• [What you have to do]
Wherever a line in the material contains the word "subtotal", copy that line.

• [Material for this task]

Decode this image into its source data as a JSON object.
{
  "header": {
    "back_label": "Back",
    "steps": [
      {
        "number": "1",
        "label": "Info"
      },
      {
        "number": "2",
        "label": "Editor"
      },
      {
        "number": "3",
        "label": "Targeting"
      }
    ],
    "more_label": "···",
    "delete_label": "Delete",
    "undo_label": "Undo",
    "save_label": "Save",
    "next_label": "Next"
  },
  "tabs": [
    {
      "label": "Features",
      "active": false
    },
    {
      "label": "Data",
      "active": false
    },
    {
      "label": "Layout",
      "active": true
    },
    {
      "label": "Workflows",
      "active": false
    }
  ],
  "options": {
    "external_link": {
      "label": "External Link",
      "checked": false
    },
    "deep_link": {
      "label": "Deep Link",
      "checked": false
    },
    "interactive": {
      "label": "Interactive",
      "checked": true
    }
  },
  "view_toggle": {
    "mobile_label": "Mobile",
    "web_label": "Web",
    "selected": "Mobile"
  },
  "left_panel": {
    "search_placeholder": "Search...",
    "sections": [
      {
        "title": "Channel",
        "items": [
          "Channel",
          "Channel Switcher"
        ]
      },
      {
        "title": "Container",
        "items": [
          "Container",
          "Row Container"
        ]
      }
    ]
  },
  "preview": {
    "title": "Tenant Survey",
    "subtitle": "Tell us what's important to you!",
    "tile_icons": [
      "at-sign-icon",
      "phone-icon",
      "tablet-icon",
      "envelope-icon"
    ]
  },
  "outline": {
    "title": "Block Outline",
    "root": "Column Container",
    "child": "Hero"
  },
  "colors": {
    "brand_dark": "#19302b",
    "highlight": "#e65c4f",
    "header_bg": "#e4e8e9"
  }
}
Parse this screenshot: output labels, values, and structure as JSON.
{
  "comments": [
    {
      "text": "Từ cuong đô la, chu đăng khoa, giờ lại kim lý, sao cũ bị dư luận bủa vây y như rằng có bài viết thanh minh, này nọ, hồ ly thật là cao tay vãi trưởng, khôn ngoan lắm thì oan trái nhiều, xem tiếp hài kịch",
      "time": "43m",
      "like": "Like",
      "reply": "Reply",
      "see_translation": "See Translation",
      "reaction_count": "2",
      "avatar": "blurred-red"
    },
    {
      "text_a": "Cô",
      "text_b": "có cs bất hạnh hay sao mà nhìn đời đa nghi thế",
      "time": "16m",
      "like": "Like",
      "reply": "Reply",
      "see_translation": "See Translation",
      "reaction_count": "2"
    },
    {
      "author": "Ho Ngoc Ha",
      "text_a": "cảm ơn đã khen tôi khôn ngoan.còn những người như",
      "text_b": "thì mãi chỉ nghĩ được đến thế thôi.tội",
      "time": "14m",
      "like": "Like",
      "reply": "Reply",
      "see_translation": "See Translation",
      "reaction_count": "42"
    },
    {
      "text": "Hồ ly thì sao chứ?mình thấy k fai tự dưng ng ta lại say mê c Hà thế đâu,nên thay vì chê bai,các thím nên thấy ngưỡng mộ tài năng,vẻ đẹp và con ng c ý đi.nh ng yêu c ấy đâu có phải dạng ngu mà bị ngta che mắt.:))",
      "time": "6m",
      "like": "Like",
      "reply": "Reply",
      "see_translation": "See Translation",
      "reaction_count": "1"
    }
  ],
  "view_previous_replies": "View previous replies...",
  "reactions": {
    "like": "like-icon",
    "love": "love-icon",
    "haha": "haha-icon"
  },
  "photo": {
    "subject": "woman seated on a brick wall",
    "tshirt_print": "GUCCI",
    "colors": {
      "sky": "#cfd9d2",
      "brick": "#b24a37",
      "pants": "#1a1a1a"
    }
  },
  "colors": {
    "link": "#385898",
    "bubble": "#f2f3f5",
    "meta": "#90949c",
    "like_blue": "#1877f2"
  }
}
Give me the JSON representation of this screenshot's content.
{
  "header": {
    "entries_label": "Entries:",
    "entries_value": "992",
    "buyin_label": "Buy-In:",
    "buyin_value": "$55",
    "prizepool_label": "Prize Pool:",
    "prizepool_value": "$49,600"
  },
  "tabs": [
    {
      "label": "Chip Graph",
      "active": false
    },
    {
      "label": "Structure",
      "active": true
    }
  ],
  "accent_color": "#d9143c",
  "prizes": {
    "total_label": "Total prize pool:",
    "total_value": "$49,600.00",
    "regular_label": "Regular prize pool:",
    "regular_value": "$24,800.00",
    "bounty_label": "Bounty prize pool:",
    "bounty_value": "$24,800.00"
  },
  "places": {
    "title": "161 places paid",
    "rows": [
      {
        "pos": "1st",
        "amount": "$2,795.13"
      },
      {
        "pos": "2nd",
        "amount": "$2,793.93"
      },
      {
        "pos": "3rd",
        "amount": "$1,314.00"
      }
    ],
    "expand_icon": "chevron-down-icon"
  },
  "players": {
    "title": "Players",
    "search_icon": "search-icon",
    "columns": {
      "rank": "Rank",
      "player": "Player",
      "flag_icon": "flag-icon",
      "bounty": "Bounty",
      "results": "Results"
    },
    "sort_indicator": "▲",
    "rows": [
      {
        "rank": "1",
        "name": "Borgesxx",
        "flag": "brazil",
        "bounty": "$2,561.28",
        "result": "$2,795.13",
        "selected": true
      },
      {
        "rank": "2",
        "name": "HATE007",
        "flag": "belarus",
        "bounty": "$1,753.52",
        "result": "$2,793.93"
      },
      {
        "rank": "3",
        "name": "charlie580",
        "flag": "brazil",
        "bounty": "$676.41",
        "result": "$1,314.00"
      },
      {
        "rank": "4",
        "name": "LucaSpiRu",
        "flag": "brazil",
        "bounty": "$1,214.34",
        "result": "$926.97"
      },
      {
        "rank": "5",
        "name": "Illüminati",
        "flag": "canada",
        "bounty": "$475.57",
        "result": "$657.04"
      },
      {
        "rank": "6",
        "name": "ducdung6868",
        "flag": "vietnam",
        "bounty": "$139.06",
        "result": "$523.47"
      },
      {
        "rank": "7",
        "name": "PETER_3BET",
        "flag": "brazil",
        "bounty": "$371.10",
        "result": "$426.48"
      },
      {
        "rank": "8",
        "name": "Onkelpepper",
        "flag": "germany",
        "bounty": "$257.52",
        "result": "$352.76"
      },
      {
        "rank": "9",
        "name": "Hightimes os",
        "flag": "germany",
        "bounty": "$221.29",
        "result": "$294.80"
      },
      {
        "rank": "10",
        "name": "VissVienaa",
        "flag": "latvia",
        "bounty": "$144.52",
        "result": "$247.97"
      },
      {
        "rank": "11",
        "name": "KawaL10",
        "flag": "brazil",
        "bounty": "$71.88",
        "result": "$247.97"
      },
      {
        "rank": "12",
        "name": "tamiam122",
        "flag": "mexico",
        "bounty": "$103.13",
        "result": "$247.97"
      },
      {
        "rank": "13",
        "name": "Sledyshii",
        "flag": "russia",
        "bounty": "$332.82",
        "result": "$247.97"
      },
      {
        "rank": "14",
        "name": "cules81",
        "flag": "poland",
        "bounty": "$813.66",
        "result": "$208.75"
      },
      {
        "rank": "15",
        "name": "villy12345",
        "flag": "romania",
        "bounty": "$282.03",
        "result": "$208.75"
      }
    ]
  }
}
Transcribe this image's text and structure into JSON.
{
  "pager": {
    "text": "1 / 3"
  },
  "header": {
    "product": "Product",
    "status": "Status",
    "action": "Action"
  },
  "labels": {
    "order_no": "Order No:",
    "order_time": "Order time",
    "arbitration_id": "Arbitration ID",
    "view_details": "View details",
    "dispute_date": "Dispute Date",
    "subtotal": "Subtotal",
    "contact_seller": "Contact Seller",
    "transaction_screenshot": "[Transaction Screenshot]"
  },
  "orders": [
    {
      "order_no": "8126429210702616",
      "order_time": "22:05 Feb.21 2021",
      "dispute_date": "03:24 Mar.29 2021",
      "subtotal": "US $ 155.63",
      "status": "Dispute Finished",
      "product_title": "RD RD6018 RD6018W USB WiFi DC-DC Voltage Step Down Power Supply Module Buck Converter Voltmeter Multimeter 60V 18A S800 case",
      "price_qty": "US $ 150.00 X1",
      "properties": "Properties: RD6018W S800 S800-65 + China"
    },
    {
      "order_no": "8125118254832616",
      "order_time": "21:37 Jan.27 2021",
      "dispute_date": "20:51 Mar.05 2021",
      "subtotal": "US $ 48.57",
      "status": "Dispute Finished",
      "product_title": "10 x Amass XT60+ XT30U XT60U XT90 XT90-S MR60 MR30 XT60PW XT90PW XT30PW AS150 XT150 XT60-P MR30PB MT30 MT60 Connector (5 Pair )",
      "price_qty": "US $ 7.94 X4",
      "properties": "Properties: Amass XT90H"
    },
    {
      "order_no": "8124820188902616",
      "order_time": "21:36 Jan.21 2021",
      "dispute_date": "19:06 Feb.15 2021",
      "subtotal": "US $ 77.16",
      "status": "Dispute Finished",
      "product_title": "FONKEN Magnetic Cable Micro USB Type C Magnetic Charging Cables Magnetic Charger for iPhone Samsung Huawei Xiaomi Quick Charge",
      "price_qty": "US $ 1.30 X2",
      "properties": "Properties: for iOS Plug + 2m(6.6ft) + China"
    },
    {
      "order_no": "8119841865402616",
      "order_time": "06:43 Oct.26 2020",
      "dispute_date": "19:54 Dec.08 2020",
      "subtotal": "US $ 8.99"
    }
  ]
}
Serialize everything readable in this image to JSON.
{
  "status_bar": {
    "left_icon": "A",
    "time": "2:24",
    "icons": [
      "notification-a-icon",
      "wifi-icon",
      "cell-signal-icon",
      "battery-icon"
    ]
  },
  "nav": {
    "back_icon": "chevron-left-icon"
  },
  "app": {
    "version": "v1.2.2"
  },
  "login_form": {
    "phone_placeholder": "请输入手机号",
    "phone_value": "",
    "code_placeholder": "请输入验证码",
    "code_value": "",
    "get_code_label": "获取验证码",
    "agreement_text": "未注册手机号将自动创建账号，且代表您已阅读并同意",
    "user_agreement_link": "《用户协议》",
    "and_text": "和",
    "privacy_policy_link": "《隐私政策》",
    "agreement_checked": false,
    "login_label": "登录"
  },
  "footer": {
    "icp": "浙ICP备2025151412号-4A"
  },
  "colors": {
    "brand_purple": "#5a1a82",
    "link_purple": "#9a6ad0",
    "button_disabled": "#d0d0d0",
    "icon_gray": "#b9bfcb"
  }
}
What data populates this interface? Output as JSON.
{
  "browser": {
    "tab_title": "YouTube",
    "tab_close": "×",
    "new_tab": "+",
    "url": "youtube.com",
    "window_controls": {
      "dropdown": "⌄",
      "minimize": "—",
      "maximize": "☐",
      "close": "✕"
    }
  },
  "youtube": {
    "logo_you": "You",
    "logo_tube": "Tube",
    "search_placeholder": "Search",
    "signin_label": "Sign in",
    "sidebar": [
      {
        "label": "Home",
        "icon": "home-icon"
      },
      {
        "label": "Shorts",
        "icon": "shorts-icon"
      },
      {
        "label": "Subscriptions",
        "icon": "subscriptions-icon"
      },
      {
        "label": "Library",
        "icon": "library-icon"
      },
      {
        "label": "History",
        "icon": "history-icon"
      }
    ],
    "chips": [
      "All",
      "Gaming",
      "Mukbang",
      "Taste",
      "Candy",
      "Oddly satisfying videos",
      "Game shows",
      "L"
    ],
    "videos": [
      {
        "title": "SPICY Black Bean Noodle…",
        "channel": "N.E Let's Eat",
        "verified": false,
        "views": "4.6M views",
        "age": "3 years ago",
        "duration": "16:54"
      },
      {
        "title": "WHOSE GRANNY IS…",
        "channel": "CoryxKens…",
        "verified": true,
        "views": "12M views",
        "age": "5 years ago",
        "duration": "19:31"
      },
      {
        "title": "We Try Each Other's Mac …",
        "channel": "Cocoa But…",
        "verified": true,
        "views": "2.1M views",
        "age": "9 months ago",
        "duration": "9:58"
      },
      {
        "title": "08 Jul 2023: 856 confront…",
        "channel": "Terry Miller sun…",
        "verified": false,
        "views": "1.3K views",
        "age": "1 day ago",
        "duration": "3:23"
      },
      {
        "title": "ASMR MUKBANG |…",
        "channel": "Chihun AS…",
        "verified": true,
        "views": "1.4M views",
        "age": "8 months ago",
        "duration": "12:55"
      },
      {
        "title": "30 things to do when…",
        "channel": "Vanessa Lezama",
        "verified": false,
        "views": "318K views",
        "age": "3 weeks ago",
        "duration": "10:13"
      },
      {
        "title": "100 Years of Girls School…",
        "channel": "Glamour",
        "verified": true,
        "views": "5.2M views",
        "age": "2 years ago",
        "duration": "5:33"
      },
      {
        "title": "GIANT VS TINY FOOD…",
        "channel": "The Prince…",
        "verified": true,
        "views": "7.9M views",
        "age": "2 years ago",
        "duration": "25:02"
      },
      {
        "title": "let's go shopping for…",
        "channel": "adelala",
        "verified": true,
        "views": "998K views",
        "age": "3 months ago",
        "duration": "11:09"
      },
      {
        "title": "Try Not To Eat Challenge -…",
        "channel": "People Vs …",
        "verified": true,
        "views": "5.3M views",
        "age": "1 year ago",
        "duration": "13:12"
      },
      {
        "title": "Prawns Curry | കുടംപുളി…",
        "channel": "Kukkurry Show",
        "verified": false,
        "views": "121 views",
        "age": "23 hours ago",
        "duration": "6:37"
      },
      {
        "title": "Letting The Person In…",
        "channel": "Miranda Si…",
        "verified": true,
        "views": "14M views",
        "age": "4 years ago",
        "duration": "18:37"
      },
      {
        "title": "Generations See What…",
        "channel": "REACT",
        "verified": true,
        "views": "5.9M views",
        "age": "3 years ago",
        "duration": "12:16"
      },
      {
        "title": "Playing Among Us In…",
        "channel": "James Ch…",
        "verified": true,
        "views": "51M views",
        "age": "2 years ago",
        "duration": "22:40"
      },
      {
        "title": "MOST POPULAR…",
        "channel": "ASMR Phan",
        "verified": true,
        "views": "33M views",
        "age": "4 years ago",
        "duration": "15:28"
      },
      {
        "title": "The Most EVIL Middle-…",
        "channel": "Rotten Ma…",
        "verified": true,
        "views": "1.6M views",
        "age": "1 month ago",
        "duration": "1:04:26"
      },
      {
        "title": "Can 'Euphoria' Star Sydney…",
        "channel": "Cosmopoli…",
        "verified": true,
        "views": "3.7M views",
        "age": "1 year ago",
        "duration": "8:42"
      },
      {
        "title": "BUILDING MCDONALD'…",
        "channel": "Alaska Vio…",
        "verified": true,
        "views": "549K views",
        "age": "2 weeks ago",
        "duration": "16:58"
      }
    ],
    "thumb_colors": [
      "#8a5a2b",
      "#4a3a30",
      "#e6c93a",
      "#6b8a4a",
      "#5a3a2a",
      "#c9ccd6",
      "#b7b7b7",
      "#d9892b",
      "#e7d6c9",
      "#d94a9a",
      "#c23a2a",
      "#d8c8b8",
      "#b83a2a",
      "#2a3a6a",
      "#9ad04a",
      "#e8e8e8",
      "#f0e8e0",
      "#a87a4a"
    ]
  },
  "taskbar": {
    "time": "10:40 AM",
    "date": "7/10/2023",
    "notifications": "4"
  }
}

• [Answer box]
    "subtotal": "Subtotal",
      "subtotal": "US $ 155.63",
      "subtotal": "US $ 48.57",
      "subtotal": "US $ 77.16",
      "subtotal": "US $ 8.99"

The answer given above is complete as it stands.